(Masterpieces of British Fiction)

Sir Arthur Conan Doyle is best known for his most lasting and loved creation, Sherlock Holmes. The cycles of stories involving Holmes were written between 1891 and World War I. Less well known are his historical novels, which include MICAH CLARKE, THE EXPLOITS OF BRIGADIER GERARD (1896), and RODNEY STONE (1896). Quite successful in their time, these novels have received little or no attention since the Boer War, and none is currently in print. Doyle was a doctor of medicine by profession and graduated from Edinburgh University. He took up practice until 1890, when, encouraged by the popular reception of his first literary efforts, he closed his practice and began to devote himself to writing full time.

Historical novels being then much in fashion, he undertook MICAH CLARKE from what is obviously a more than adequate knowledge of history. Narrated in the first person, it is a retrospective view of the speaker’s adventures as a young man in the uprising associated with the Rye House Plot that sought to support the cause of James Scott, Duke of Monmouth, the natural son of Charles II, as successor. The anti-Church faction, composed for the most part of laborers and lower-middle-class nonconformists, provided Doyle with the perfect vehicle for an accurate and interesting view of the Whig armed uprising. Doyle devoted much time and care to his characterization of Clarke and companions and went so far as to include an appendix of relevant material on such various subjects as the speed with which couriers were able to deliver messages over long distances, the current law code concerning the borrowing and lending of horses, seventeenth century pronunciation, and the documentation of Monmouth’s claim to legitimacy.
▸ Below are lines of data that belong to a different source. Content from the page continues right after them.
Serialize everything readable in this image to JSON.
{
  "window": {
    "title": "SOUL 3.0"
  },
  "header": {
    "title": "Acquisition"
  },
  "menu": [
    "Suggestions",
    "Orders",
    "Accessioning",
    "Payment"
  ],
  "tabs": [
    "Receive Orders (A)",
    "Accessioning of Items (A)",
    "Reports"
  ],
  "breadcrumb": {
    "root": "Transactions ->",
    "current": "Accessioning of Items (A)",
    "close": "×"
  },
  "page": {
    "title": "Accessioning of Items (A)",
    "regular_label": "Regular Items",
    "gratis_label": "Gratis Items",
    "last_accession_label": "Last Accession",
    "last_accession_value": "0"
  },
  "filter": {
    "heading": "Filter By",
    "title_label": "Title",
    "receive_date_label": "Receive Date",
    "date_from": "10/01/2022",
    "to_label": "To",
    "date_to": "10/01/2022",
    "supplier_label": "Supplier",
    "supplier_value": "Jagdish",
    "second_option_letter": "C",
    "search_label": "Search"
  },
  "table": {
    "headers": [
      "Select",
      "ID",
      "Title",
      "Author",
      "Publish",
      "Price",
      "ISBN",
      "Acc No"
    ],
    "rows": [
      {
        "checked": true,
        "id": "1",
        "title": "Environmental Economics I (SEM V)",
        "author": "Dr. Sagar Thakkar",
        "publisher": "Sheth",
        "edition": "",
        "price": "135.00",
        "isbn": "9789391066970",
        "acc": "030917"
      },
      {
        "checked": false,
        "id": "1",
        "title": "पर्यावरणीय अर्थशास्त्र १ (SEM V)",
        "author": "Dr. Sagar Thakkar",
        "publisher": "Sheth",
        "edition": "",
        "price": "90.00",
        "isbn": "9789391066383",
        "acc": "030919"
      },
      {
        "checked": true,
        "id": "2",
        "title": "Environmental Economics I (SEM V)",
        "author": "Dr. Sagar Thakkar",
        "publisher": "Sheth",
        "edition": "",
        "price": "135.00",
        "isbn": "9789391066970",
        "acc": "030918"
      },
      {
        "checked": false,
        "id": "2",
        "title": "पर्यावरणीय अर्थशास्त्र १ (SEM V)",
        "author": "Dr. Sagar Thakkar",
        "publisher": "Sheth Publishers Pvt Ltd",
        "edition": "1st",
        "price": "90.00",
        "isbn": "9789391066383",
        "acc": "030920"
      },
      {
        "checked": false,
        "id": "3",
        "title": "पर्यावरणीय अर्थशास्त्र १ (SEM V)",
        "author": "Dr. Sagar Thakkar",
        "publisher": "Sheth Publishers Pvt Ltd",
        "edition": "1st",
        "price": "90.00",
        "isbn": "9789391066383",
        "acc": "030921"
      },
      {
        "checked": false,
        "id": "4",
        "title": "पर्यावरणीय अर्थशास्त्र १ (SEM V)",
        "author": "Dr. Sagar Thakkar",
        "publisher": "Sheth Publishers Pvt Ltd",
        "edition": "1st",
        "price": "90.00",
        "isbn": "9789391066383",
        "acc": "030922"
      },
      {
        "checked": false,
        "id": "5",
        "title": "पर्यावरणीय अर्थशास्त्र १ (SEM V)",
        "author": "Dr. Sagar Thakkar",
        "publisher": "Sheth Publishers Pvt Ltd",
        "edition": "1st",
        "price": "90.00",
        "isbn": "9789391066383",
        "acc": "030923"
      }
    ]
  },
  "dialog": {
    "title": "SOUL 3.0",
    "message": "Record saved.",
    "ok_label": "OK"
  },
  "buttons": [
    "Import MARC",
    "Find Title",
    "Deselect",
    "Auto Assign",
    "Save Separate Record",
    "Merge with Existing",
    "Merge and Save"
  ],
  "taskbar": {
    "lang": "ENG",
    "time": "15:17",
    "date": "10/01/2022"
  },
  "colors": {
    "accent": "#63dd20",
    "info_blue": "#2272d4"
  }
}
Despite Doyle’s reasonably readable style of narration, the novel is one that lacks interest for the modern audience, few of whom can be expected to know the historical background of the novel and even fewer whose interest would be so abiding as to struggle through the complexities of plot and dialogue. Doyle’s adherence to historical fact, while admirable, does not include enough general information to explain his references. His extreme attention to detail, his less than sophisticated ability to handle his plot line (an ability which he later developed superbly, as the Sherlock Holmes stories testify), and his essentially heavy-handed narrative approach make this novel a period piece rather than a work of general interest.